Many parents wonder if they can deduct their child support payments from their taxable income. The answer, according to the Internal Revenue Service (IRS), is no. This can be surprising, especially considering the financial burden child support can place on a paying parent’s budget. Let’s break down the reasoning behind this federal law.

Seeing Child Support as a Responsibility, Not an Expense

The key concept to understand is that the IRS views child support as a legal obligation to financially support your child, not simply an expense. It’s seen as akin to buying groceries or paying rent – necessary costs of raising a child, even if you don’t live with them full-time.

Think of it this way: if you were living with your child and paying for their expenses directly, you wouldn’t expect to deduct those costs on your taxes. Child support simply ensures that the financial responsibility is shared even in separate households, as mandated by court order.

Tax Neutrality: A Fair System for Both Parents

This approach creates a tax-neutral system. The parent receiving child support doesn’t have to include those payments as taxable income, ensuring the money goes directly towards the child’s needs.

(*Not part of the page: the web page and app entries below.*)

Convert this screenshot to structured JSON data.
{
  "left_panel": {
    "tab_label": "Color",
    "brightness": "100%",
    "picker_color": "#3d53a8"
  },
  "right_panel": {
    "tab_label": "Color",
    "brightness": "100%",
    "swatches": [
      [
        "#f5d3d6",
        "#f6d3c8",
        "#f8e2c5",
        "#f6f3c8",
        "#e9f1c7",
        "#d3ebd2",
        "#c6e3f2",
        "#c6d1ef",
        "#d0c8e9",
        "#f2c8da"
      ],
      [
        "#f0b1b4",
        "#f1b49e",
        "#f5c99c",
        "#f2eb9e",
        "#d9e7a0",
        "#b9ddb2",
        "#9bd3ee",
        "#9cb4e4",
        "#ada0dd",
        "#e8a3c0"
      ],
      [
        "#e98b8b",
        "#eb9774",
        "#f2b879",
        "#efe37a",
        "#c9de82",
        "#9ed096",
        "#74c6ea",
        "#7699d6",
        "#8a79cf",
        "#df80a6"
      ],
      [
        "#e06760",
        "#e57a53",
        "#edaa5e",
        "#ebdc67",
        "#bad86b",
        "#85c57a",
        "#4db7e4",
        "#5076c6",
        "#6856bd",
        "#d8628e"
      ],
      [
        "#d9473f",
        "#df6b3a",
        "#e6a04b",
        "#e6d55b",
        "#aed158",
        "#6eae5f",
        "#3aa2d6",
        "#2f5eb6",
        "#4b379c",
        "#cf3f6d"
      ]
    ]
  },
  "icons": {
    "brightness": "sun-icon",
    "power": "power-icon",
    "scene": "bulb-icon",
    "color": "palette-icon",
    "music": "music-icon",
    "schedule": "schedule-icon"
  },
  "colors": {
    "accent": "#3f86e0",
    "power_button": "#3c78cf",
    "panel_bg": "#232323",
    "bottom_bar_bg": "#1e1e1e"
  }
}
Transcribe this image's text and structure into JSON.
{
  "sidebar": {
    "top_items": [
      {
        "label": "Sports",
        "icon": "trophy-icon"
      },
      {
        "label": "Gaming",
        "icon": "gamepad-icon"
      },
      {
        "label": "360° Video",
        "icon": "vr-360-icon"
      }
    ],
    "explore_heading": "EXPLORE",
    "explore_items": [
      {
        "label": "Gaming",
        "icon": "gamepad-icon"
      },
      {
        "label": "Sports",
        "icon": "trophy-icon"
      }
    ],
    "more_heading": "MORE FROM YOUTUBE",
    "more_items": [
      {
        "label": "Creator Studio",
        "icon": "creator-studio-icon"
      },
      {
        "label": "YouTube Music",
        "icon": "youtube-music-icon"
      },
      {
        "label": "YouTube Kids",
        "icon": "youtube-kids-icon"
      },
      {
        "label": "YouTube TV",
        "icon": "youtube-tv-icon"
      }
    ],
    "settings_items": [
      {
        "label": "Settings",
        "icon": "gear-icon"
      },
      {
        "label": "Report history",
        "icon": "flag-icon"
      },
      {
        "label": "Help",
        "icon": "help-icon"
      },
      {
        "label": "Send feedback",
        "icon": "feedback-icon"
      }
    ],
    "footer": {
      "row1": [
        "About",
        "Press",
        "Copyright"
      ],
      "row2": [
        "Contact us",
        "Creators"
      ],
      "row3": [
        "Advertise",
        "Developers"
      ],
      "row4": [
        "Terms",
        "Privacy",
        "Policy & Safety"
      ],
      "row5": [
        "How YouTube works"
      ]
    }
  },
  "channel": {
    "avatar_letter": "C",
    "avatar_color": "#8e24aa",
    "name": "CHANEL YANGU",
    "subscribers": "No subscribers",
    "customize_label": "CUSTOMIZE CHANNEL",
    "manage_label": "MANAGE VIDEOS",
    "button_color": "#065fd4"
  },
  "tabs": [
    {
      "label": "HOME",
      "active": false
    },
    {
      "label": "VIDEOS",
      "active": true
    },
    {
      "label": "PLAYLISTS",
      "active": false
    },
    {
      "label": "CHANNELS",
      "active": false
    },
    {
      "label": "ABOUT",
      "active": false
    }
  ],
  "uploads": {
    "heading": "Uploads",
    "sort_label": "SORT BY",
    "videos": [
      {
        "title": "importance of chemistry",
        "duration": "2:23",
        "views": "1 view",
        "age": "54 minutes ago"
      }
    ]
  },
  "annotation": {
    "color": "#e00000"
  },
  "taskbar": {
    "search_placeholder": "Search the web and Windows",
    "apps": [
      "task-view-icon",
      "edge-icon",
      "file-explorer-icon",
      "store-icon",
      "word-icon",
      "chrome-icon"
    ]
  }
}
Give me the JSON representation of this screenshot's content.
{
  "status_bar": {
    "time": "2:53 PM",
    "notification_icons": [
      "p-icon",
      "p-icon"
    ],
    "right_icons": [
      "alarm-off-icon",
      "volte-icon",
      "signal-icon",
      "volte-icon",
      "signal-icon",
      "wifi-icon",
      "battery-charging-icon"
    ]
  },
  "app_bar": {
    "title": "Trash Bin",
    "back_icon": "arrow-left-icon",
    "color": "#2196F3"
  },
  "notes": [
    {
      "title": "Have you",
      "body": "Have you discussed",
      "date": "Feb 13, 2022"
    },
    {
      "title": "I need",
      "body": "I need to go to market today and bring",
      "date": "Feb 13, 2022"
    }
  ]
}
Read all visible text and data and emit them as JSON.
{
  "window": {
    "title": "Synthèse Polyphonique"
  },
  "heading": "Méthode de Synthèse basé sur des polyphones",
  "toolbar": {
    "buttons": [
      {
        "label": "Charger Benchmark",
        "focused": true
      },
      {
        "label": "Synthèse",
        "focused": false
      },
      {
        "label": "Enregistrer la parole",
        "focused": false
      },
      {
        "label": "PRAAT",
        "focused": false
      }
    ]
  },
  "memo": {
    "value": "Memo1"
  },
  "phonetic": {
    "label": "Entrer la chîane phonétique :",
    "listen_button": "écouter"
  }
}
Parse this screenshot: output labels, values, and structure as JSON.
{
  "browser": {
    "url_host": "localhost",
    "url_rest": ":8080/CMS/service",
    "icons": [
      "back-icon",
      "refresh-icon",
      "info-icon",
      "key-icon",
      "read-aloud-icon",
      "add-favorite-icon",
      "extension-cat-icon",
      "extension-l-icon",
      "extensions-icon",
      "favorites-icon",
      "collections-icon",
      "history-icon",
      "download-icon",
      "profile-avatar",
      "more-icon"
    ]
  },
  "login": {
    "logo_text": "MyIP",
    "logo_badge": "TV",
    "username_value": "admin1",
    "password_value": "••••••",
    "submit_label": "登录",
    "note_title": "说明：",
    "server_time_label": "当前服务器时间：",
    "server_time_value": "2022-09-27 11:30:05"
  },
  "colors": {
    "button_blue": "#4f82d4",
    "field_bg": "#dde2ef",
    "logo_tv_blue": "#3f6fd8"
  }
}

Also Read: Is a Degree in Quantitative Finance Worth It?

The Potential for Abuse

Allowing deductions for child support could open the door for potential manipulation. The ability to inflate support payments for tax benefits could disadvantage the receiving parent. The current system aims to be clear-cut and fair for both parties involved.

Alternative Tax Benefits: Claiming Your Child as a Dependent

While child support itself isn’t deductible, there might be other tax benefits available depending on your situation. If you meet certain criteria, you may be able to claim the child you’re paying support for as a dependent. This can lead to tax credits that can help offset some of the financial burden.

For more information on claiming a child as a dependent and other tax benefits for divorced or separated parents, refer to IRS Publication 504, Divorced or Separated Individuals [Publication 504, Divorced or Separated Individuals].

Remember, consulting a tax professional is always recommended to ensure you’re taking advantage of all the tax benefits available to you in your specific situation.

Leave a Reply

Your email address will not be published. Required fields are marked *